A new advisory report from the U.S. Preventive Services Task Force recommends screening all adults for depression, now to include pregnant women and those who recently gave birth. Drug therapy, talk therapy and behavioral therapies were recommended when appropriate.
Two studies show that fewer men have been screened for prostate cancer using the PSA test since 2012, when a federal panel advised against routine screenings. With doctors increasingly questioning the test's validity, that's a good thing. But the real key is whether reduction in PSA testing has led to a rise in late-stage or fatal prostate cancer.
For the first time, the official federal health panel has recommended aspirin to protect against colorectal cancer, as well as heart attack and stroke. But the guidance is far from clear-cut, with age restrictions and numerous caveats.
U.S. Preventive Services Task Force is in the process of updating their recommendations for depression screening, now urging family physicians to regularly screen patients for depression. While the recommendation is for all
Another apparently-beneficial screening program lung CT scans for smokers becomes controversial, when Medicare officials decide it should be covered, contradicting its own coverage advisory committee s recommendation. Who needs it? The scan, that is.
The United States Preventive Services Task Force (USPSTF) stood firm to their 2009 recommendation that women should receive biennial mammograms from ages 50 to 75. The report also continues the party line that starting mammograms at a younger age (i.e. age 40) is a decision that should be made on the individual basis with inpu
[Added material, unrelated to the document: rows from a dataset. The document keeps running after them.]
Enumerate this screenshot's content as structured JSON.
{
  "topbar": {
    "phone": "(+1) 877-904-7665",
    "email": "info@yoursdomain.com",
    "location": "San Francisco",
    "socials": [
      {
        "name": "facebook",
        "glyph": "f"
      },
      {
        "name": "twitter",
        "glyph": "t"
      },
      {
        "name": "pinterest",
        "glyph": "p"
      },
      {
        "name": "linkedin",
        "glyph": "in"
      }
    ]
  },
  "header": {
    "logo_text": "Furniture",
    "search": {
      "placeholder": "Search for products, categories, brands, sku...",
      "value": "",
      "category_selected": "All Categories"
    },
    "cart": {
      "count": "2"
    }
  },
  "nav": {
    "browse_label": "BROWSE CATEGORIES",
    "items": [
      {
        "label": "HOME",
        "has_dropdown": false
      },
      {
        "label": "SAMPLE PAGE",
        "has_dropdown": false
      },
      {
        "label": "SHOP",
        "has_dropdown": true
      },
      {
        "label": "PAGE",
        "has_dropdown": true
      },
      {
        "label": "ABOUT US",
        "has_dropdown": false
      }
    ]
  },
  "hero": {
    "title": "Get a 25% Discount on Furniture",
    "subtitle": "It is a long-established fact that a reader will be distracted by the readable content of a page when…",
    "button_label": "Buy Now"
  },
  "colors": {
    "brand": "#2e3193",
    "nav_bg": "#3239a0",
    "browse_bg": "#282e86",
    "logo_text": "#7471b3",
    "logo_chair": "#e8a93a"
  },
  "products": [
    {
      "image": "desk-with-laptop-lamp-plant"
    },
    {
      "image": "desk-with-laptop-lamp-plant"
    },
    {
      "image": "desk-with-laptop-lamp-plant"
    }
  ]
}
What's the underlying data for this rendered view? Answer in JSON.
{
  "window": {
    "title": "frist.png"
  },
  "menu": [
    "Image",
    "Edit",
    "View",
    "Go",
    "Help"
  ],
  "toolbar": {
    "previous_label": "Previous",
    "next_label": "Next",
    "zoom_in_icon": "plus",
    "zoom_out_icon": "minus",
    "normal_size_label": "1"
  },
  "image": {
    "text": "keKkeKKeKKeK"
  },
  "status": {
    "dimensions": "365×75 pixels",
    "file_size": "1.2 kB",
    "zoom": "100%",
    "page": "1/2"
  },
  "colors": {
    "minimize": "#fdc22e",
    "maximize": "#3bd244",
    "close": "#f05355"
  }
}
According to new recommendations released by the US Preventive Services Task Force (USPSTF), all sexually active young adults and